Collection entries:
▶
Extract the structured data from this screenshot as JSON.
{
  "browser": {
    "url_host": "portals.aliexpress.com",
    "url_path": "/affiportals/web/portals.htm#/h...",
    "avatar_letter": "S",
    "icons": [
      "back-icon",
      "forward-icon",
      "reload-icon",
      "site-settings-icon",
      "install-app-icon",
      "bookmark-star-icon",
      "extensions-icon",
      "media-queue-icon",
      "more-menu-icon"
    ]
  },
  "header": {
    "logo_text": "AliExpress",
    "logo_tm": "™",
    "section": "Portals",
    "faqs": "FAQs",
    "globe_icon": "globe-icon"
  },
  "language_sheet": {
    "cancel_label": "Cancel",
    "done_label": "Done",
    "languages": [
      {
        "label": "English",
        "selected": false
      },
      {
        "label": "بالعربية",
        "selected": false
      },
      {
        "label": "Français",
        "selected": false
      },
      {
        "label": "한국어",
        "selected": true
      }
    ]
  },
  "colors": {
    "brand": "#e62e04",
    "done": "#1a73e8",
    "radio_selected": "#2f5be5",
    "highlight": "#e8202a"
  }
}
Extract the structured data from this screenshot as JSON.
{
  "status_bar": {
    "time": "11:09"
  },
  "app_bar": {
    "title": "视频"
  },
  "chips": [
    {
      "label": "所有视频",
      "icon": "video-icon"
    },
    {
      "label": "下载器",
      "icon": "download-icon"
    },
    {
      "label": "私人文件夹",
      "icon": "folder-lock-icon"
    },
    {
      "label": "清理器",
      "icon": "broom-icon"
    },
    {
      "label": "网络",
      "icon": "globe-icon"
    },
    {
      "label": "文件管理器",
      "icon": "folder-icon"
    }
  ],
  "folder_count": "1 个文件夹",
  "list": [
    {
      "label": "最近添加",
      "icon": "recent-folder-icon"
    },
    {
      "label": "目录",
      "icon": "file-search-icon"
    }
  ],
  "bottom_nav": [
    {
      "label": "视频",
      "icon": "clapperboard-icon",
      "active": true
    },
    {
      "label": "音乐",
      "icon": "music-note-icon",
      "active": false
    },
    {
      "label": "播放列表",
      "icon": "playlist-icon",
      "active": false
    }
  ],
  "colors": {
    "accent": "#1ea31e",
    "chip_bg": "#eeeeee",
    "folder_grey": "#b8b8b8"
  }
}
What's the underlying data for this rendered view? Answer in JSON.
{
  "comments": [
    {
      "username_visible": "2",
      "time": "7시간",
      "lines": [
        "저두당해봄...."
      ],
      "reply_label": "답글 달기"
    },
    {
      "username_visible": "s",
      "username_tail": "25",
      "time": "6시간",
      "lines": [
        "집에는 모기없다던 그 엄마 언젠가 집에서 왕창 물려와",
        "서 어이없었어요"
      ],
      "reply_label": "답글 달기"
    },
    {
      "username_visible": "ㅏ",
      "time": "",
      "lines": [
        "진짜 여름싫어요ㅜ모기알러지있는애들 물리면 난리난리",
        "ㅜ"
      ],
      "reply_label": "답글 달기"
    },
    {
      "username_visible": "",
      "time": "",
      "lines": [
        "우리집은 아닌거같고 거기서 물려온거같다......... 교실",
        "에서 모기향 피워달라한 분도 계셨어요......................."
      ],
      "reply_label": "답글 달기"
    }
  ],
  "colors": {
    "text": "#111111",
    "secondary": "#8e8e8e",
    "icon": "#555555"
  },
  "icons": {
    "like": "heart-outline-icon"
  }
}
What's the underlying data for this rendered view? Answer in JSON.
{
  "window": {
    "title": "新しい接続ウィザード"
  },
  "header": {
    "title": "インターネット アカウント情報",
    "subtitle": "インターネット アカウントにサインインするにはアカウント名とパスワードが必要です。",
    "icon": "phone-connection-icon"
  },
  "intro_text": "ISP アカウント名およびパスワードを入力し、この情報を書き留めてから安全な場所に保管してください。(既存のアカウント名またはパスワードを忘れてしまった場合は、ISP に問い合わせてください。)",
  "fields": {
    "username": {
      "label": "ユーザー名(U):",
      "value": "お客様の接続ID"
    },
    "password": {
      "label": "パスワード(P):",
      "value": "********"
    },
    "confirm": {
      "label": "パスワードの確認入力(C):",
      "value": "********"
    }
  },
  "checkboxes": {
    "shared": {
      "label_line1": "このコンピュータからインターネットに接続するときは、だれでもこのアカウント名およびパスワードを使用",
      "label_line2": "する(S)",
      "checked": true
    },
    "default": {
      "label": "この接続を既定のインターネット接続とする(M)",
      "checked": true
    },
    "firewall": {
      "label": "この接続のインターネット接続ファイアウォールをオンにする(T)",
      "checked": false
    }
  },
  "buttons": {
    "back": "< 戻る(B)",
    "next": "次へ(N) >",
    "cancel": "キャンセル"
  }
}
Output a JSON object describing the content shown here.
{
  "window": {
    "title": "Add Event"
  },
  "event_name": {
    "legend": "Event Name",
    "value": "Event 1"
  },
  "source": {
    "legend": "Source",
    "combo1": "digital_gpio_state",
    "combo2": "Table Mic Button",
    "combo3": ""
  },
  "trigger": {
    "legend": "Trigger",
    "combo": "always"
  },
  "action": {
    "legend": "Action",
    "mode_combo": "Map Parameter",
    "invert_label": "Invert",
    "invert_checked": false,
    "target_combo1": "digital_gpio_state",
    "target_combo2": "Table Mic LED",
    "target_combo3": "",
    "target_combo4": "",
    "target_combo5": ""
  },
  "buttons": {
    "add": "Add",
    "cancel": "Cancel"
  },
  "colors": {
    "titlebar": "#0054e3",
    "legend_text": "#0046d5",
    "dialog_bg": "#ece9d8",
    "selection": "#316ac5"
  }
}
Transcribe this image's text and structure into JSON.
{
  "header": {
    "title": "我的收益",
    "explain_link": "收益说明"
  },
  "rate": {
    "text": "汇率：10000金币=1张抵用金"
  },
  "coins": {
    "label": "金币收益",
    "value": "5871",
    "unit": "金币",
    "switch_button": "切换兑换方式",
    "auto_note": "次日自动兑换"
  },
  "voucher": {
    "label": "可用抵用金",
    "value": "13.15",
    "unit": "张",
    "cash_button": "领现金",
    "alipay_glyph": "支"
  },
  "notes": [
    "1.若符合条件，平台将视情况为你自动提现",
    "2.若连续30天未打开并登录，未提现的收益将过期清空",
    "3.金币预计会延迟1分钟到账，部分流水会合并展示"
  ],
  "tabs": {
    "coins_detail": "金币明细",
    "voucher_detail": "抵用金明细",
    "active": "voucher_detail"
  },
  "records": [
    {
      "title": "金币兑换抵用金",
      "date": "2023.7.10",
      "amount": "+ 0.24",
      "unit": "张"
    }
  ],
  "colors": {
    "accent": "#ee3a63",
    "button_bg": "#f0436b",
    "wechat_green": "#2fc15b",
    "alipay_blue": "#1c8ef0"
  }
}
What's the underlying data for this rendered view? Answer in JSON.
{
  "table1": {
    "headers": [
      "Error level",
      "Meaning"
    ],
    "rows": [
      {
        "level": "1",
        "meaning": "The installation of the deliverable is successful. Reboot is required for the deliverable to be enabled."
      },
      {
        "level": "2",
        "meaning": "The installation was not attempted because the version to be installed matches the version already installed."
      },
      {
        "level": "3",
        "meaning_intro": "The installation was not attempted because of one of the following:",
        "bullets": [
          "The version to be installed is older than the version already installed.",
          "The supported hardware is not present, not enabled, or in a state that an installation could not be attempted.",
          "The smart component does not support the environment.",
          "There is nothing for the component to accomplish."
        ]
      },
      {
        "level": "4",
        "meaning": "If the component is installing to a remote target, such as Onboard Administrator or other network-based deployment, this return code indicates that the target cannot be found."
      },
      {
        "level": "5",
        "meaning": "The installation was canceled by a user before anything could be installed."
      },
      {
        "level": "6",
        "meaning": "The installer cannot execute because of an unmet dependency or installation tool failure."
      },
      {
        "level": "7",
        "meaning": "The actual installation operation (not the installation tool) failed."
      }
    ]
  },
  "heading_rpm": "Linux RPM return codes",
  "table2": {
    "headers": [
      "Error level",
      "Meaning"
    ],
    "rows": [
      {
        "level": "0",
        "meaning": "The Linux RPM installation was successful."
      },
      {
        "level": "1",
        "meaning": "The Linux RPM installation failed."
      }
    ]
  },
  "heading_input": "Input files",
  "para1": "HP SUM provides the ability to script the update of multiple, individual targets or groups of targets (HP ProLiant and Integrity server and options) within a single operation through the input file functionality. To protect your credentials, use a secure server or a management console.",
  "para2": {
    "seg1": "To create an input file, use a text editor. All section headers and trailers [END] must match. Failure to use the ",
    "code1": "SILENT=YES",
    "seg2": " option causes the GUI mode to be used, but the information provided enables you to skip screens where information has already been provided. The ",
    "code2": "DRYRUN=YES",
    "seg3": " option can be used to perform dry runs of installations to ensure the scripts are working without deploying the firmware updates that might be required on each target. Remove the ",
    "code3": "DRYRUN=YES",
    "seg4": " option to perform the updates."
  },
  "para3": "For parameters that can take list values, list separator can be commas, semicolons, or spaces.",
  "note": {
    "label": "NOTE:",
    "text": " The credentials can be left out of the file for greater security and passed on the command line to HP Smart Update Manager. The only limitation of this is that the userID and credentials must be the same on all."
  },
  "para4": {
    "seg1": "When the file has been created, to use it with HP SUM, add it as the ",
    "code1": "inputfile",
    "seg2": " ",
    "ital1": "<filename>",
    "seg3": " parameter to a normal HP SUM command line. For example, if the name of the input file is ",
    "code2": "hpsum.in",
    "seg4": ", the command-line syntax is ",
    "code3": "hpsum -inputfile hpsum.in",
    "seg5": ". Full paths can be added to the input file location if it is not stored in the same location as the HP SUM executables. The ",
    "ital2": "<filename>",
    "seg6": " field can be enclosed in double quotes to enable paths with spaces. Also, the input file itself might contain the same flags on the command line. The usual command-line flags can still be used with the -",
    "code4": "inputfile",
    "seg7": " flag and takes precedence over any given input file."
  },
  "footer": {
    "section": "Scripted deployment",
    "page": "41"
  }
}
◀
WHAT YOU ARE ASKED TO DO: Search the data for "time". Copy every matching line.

RESPONSE:
    "time": "11:09"
      "time": "7시간",
      "time": "6시간",
      "time": "",
      "time": "",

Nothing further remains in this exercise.